    Back in the city Crow played whenever he could, doubling on valve trombone and bass. Money was scarce, but he endured poverty for the occasional gig. One such was playing Monday nights at Birdland – on the same stage as his idols – when the regular band was off. Another was a Toronto gig with vibraphonist Teddy Charles. In Toronto, Bill got a taste of the big time when he filled in one night for Dizzy Gillespie’s bass player. Dizzy subsequently hired him to play bass for a one-nighter in Buffalo, and then offered him a job with his band. Not wanting to leave Teddy Charles flat, without a bass, Crow reluctantly told Dizzy no.

    While still with Teddy Charles, the budding bassist was hired by Jimmy Raney for a gig with Stan Getz, at the Hi-Hat in Boston. After the one-week engagement, Stan invited Bill to join his band, and they opened as the Birdland headliner. In his book, Crow notes the audience included every bass player in New York who wasn’t working: Mingus, Pettiford, John Simmons, Tommy Potter, Gene Ramey, Curly Russell and Clyde Lombardi. “I never faced a tougher audience than the one at Birdland that night,” declares Crow.

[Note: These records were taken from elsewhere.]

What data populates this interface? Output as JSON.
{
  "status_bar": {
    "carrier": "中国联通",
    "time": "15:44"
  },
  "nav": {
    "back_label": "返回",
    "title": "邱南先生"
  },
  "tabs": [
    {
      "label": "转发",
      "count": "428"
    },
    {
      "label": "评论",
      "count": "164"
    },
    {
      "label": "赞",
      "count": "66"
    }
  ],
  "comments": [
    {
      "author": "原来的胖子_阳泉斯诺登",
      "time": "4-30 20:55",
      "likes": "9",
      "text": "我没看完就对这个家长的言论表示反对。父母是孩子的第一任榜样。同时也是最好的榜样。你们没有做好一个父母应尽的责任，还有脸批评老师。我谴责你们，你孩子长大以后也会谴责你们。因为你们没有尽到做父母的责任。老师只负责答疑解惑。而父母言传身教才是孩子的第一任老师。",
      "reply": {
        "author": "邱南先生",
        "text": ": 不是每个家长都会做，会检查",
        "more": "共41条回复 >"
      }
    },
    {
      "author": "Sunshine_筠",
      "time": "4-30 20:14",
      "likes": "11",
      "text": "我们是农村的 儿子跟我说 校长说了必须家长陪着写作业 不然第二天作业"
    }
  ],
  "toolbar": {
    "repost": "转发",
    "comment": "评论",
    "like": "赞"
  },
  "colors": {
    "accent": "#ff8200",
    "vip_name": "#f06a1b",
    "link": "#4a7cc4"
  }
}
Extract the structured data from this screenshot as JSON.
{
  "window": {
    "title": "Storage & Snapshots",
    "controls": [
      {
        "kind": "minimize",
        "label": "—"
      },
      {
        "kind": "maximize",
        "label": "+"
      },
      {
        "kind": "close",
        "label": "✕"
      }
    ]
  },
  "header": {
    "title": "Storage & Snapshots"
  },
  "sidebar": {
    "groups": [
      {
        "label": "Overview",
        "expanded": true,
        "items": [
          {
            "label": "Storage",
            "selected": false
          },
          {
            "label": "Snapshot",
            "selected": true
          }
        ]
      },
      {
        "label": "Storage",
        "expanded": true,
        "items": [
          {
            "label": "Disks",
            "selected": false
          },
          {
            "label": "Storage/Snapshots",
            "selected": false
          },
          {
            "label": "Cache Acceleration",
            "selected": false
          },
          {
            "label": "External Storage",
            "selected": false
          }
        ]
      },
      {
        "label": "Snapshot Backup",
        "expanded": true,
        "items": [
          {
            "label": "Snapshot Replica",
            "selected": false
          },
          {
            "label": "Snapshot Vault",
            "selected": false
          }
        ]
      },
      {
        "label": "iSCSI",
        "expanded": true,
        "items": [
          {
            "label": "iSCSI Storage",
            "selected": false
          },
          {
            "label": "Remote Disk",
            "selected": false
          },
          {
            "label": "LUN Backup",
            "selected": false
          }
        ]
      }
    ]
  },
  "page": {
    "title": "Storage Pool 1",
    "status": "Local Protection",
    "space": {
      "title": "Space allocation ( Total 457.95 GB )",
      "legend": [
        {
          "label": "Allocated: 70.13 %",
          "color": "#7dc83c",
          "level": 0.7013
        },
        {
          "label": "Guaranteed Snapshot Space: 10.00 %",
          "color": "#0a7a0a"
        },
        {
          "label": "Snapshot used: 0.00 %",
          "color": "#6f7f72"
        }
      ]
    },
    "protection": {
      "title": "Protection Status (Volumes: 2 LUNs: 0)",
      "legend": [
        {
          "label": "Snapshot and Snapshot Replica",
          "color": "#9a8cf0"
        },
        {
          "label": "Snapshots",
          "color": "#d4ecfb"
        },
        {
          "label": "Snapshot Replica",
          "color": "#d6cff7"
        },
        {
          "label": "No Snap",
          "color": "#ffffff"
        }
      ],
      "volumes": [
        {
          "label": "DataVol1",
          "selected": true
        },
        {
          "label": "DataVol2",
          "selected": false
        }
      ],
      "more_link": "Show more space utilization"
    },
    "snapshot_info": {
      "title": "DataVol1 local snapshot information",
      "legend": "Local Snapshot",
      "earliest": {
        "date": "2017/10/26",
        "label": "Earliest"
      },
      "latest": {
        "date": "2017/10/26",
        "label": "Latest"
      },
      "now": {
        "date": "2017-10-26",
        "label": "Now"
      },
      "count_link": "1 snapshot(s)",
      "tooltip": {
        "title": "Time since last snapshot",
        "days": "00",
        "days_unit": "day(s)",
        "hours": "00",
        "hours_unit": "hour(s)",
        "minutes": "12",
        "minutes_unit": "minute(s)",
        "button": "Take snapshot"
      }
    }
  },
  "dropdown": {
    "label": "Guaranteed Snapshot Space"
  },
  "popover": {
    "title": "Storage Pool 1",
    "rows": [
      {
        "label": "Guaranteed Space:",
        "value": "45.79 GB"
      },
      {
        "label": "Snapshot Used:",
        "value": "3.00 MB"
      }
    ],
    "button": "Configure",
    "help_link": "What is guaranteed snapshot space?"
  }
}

    Though he loved Stan’s playing and enjoyed his company when he stayed away from heroin, Crow admits in his memoir that “when using drugs he could be awash with maudlin sentiment one minute, and cold, distrustful, and cruel the next”. I asked Bill how he managed to deal with Stan when the tenor man was in a funk or stoned. “Well, like Zoot said, ‘He was a nice bunch of guys.’ He took a little advantage of me, but I was single at the time, and I didn’t mind. We’d go on jobs and he’d get drunk, and I would drive him home and stay overnight with him and his family – he was living out in Levittown then. He had two little boys, and I liked his wife – she was very nice.” Stan, on the other hand, was no gentleman with the ladies: “He was very handsome and very appealing, so he had a lot of women flocking after him, and he treated them all terribly, including his wife.”

    But in the main working with Getz was good, one result being classic recordings such as the sides produced by Norman Granz in 1952 that were later released as Stan Getz Plays. Indeed, Stan plays, beautifully, on some lovely standards. The band is first-rate: Duke Jordan on piano, Raney on guitar, Crow on bass and Frank Isola on drums. The music still sounds fresh more than 70 years on.

    See part two of Bill Crow: journeyman bassist and master storyteller